A conflict can arise when the Product Manager or Product Owner blames the Quality Assurance (QA) team for a perceived lack of transparency. The Product Manager feels that the QA team is not providing sufficient information about testing progress, defects, and potential risks, leading to misunderstandings and delays in decision-making.

🎯Ways to overcome it.

It's essential for QAs to regularly send updates and test reports to the PM / PO to keep them informed and provide transparency regarding their work and the progress of testing. I encourage the QAs I'm working with to use the Scrum framework, include brief updates from QA in the daily stand-ups to keep everyone informed of testing progress and issues and use retrospectives to address communication issues and implement improvements.

I often advise QAs to be transparent about their work and keep the team updated on testing progress, findings, and feedback on the product's overall quality. As a manager, my responsibility is to foster a collaborative environment.

When overseeing Scrum ceremonies, I encourage QAs to seek clarification on acceptance criteria and ask for more details if they believe the requirements are incomplete or unclear.

Most likely, I've only just scratched the surface with the examples I mentioned earlier, and there are plenty of other situations where the QA individuals could face disputes with members from different departments. I hope this helps clarify things for you!

⚠️⚠️⚠️ Implementing the strategies I have recommended to manage conflicts might provide a temporary solution. However, as a manager, it is essential to consistently monitor and evaluate the situation, provide feedback, and ensure that corrective actions are taken to address the underlying issues.

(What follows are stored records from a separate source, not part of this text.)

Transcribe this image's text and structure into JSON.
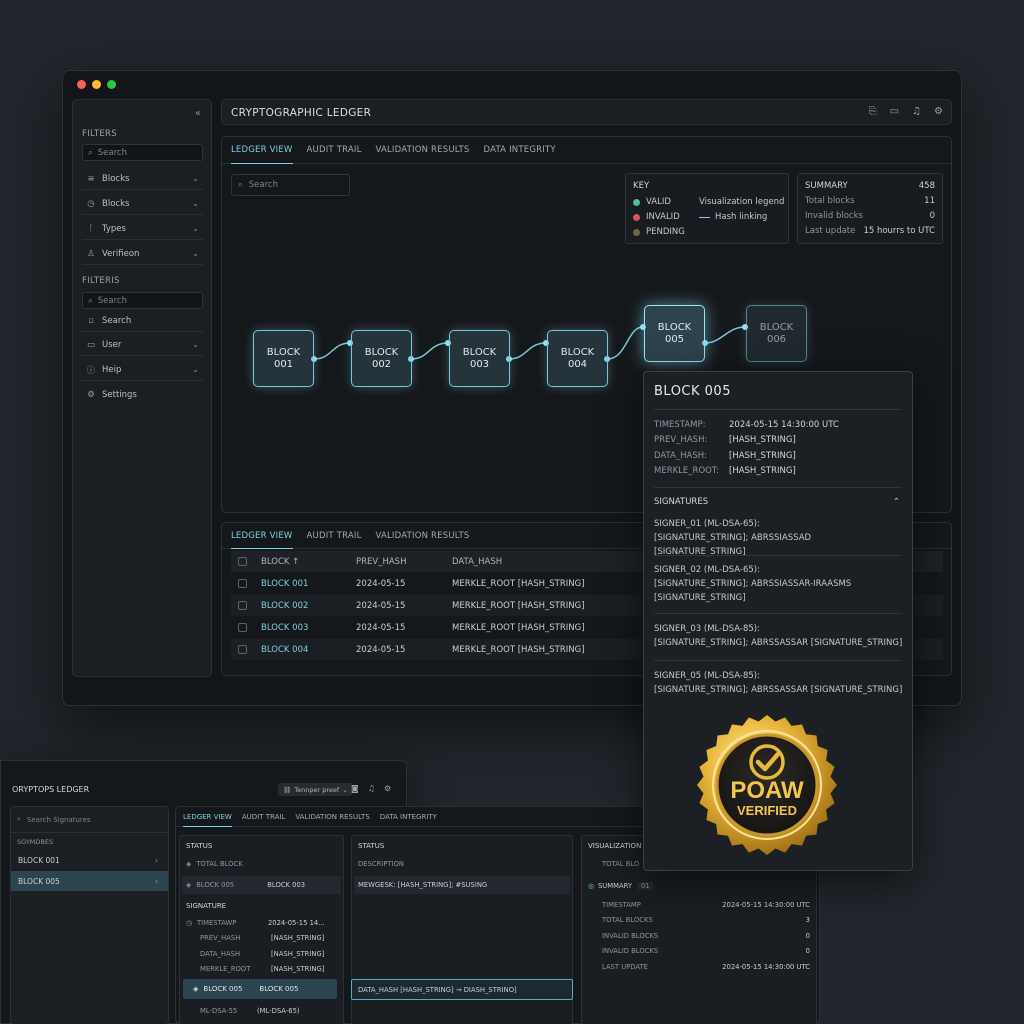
{
  "main": {
    "app_title": "CRYPTOGRAPHIC LEDGER",
    "sidebar": {
      "filters_label": "FILTERS",
      "search_placeholder": "Search",
      "items": [
        {
          "label": "Blocks",
          "icon": "stack-icon"
        },
        {
          "label": "Blocks",
          "icon": "clock-icon"
        },
        {
          "label": "Types",
          "icon": "branch-icon"
        },
        {
          "label": "Verifieon",
          "icon": "user-icon"
        }
      ],
      "filters2_label": "FILTERIS",
      "search2_placeholder": "Search",
      "search_item": "Search",
      "items2": [
        {
          "label": "User",
          "icon": "folder-icon"
        },
        {
          "label": "Heip",
          "icon": "help-icon"
        },
        {
          "label": "Settings",
          "icon": "gear-icon"
        }
      ]
    },
    "tabs": [
      "LEDGER VIEW",
      "AUDIT TRAIL",
      "VALIDATION RESULTS",
      "DATA INTEGRITY"
    ],
    "graph_search_placeholder": "Search",
    "key": {
      "title": "KEY",
      "valid": "VALID",
      "invalid": "INVALID",
      "pending": "PENDING",
      "legend": "Visualization legend",
      "hash_linking": "Hash linking",
      "colors": {
        "valid": "#4fbf94",
        "invalid": "#d9565a",
        "pending": "#6f6a3e"
      }
    },
    "summary": {
      "title": "SUMMARY",
      "title_value": "458",
      "rows": [
        {
          "label": "Total blocks",
          "value": "11"
        },
        {
          "label": "Invalid blocks",
          "value": "0"
        },
        {
          "label": "Last update",
          "value": "15 hourrs to UTC"
        }
      ]
    },
    "blocks": [
      {
        "line1": "BLOCK",
        "line2": "001"
      },
      {
        "line1": "BLOCK",
        "line2": "002"
      },
      {
        "line1": "BLOCK",
        "line2": "003"
      },
      {
        "line1": "BLOCK",
        "line2": "004"
      },
      {
        "line1": "BLOCK",
        "line2": "005"
      },
      {
        "line1": "BLOCK",
        "line2": "006"
      }
    ],
    "table": {
      "tabs": [
        "LEDGER VIEW",
        "AUDIT TRAIL",
        "VALIDATION RESULTS"
      ],
      "headers": [
        "BLOCK",
        "PREV_HASH",
        "DATA_HASH"
      ],
      "sort_glyph": "↑",
      "rows": [
        {
          "block": "BLOCK 001",
          "prev": "2024-05-15",
          "data": "MERKLE_ROOT [HASH_STRING]"
        },
        {
          "block": "BLOCK 002",
          "prev": "2024-05-15",
          "data": "MERKLE_ROOT [HASH_STRING]"
        },
        {
          "block": "BLOCK 003",
          "prev": "2024-05-15",
          "data": "MERKLE_ROOT [HASH_STRING]"
        },
        {
          "block": "BLOCK 004",
          "prev": "2024-05-15",
          "data": "MERKLE_ROOT [HASH_STRING]"
        }
      ]
    }
  },
  "detail": {
    "title": "BLOCK 005",
    "fields": [
      {
        "key": "TIMESTAMP:",
        "value": "2024-05-15 14:30:00 UTC"
      },
      {
        "key": "PREV_HASH:",
        "value": "[HASH_STRING]"
      },
      {
        "key": "DATA_HASH:",
        "value": "[HASH_STRING]"
      },
      {
        "key": "MERKLE_ROOT:",
        "value": "[HASH_STRING]"
      }
    ],
    "signatures_label": "SIGNATURES",
    "signers": [
      {
        "name": "SIGNER_01 (ML-DSA-65):",
        "sig": "[SIGNATURE_STRING]; ABRSSIASSAD [SIGNATURE_STRING]"
      },
      {
        "name": "SIGNER_02 (ML-DSA-65):",
        "sig": "[SIGNATURE_STRING]; ABRSSIASSAR-IRAASMS [SIGNATURE_STRING]"
      },
      {
        "name": "SIGNER_03 (ML-DSA-85):",
        "sig": "[SIGNATURE_STRING]; ABRSSASSAR [SIGNATURE_STRING]"
      },
      {
        "name": "SIGNER_05 (ML-DSA-85):",
        "sig": "[SIGNATURE_STRING]; ABRSSASSAR [SIGNATURE_STRING]"
      }
    ],
    "seal_line1": "POAW",
    "seal_line2": "VERIFIED"
  },
  "second": {
    "title": "ORYPTOPS LEDGER",
    "pill": "Tennper preef",
    "search_placeholder": "Search Signatures",
    "label": "SGYMDBES",
    "items": [
      {
        "label": "BLOCK 001"
      },
      {
        "label": "BLOCK 005"
      }
    ],
    "tabs": [
      "LEDGER VIEW",
      "AUDIT TRAIL",
      "VALIDATION RESULTS",
      "DATA INTEGRITY"
    ],
    "col1": {
      "title": "STATUS",
      "total_block": "TOTAL BLOCK",
      "block_005": "BLOCK 005",
      "block_003": "BLOCK 003",
      "signature": "SIGNATURE",
      "rows": [
        {
          "k": "TIMESTAWP",
          "v": "2024-05-15 14..."
        },
        {
          "k": "PREV_HASH",
          "v": "[NASH_STRING]"
        },
        {
          "k": "DATA_HASH",
          "v": "[NASH_STRING]"
        },
        {
          "k": "MERKLE_ROOT",
          "v": "[NASH_STRING]"
        }
      ],
      "sel_a": "BLOCK 005",
      "sel_b": "BLOCK 005",
      "bottom_k": "ML-DSA-55",
      "bottom_v": "(ML-DSA-65)"
    },
    "col2": {
      "title": "STATUS",
      "desc": "DESCRIPTION",
      "row": "MEWGESK: [HASH_STRING]; #SUSING",
      "box": "DATA_HASH [HASH_STRING] → DIASH_STRINO]"
    },
    "col3": {
      "title": "VISUALIZATION",
      "total": "TOTAL BLO",
      "summary": "SUMMARY",
      "summary_count": "01",
      "rows": [
        {
          "k": "TIMESTAMP",
          "v": "2024-05-15 14:30:00 UTC"
        },
        {
          "k": "TOTAL BLOCKS",
          "v": "3"
        },
        {
          "k": "INVALID BLOCKS",
          "v": "0"
        },
        {
          "k": "INVALID BLOCKS",
          "v": "0"
        },
        {
          "k": "LAST UPDATE",
          "v": "2024-05-15 14:30:00 UTC"
        }
      ]
    }
  }
}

Addressing conflicts is essential for fostering a positive and productive work environment and ensuring the team's effectiveness in delivering high-quality software products. As a manager, it's crucial to proactively address conflicts by promoting open communication, facilitating constructive discussions, and fostering a culture of collaboration and respect.

Hugs, M.🤍